BP PLC and other big oil companies based their plans for responding to a big oil spill in the Gulf of Mexico on U.S. government projections that gave very low odds of oil hitting shore, even in the case of a spill much larger than the current one.
The government models, which oil companies are required to use but have not been updated since 2004, assumed that most of the oil would rapidly evaporate or get broken up by waves or weather. In the weeks since the Deepwater Horizon caught fire and sank, real life has proven these models, prepared by the Interior Department's Mineral Management Service, wrong...
The oil companies may have bought into the competency of the MMS's scientists.
The government's optimistic forecasts reinforced the oil industry's confidence in its spill-prevention technology, leading to decisions that left both oil companies and the government ill-prepared for the disaster that has unfolded in the Gulf since April 20.Although the oil companies may have believed the ocean flow models, some other scientists did not.
The government's spill models have been at the center of years of debate among scientists that study oil spills. One study in the late 1990s used satellites to track almost 100 "drifters" set loose in the Gulf of Mexico to mimic floating oil. The paths of the drifting objects were compared with what the model predicted. After 30 days, the average discrepancy was 300 miles. "We have observed differences of some magnitude," a 2003 paper said, summarizing the study.Scientists at the Mineral Management Services remained confident of their model's prediction even as they accepted other's findings and attempted to update their models.

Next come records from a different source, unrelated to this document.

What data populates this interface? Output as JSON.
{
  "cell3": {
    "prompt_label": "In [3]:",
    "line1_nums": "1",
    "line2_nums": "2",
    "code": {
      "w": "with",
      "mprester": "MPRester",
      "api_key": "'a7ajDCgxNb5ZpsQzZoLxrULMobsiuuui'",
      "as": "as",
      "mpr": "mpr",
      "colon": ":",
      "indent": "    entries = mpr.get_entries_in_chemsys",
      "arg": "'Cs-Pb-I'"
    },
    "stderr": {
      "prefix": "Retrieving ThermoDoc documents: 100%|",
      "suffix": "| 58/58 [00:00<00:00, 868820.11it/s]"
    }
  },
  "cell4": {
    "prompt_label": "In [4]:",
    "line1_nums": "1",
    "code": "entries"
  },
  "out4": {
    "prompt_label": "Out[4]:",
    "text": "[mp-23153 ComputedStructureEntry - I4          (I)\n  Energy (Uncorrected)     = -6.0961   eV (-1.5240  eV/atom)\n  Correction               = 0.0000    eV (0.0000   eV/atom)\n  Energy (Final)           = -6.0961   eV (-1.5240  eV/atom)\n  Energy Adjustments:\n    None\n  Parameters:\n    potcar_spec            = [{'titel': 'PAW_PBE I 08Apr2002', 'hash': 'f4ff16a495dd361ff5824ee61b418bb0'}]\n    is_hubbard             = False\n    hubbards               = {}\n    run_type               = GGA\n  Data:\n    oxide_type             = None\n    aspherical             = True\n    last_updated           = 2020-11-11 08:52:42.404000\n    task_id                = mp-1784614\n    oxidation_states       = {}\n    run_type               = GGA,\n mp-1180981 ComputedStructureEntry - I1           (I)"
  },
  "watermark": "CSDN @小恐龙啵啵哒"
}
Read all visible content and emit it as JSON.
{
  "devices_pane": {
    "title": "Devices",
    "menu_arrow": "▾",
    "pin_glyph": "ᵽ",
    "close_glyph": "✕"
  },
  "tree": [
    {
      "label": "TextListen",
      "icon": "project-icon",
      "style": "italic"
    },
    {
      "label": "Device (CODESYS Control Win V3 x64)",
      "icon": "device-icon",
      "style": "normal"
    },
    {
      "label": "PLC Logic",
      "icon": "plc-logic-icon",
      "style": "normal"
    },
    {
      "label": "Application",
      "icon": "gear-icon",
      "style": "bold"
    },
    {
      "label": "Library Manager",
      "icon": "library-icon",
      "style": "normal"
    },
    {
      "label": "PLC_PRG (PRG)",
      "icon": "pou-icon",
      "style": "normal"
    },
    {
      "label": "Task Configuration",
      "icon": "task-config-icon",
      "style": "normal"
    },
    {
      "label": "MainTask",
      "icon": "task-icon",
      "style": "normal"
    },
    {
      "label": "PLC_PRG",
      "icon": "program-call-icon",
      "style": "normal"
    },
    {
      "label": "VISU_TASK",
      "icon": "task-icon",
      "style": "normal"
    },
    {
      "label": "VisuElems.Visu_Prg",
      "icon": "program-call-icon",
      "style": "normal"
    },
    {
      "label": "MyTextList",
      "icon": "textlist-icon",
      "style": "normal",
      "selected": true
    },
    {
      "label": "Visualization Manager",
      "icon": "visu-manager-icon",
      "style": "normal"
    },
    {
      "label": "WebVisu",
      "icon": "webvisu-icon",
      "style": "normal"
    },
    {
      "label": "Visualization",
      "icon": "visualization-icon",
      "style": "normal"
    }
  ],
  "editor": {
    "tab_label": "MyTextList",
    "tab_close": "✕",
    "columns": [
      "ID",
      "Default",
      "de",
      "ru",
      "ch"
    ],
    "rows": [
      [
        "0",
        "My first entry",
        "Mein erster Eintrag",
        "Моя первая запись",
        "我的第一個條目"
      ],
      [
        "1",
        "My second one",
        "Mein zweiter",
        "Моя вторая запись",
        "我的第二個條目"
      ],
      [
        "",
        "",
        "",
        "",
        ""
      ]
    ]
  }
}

But the researchers, led by a team of scientists from the Interior Department's MMS, concluded that the results were "neither surprising nor disappointing," and "do not negate the utility" of the model. The scientists said the findings could lead to improvements in oil-spill modeling.The inaccuracy of the Service's model and their requirement that oil companies use these projections are typical of inefficiencies of regulatory agencies and only add to doubts about the ability of regulation to limit catastrophic events. They could have required the oil companies to use the MMS's oil flow projections as a base, allowing the companies to offer plans for more costly outcomes than projected by the government.
The oil companies too may have failed to plan for worst-case scenarios. The fear of losing tens of billions in a worst-case scenario should have prompted them to have internal contingency plans that differed from the government's plans. Maybe all oil companies with the exception of BP have such plans. If not, why not? Several possible explanations come to mind. They, like many in today's society, could have believed in the omniscience of government and that government scientists had an absolute advantage in measuring the impact of a spill. I could be persuaded that there are economies of scale and scope in developing the models and that the government, which also studies climate change, fisheries, and other subjects that might benefit from ocean flow models. They may have believed that their liability was capped at $75 million. If this is so, bad regulation limiting liability through law is a problem and, given the oil industry's deep pockets to influence legislation, will remain one. The Deepwater Horizon oil spill is truly tragic and it is not possible to avoid the consequences of the occasional worst-case scenario.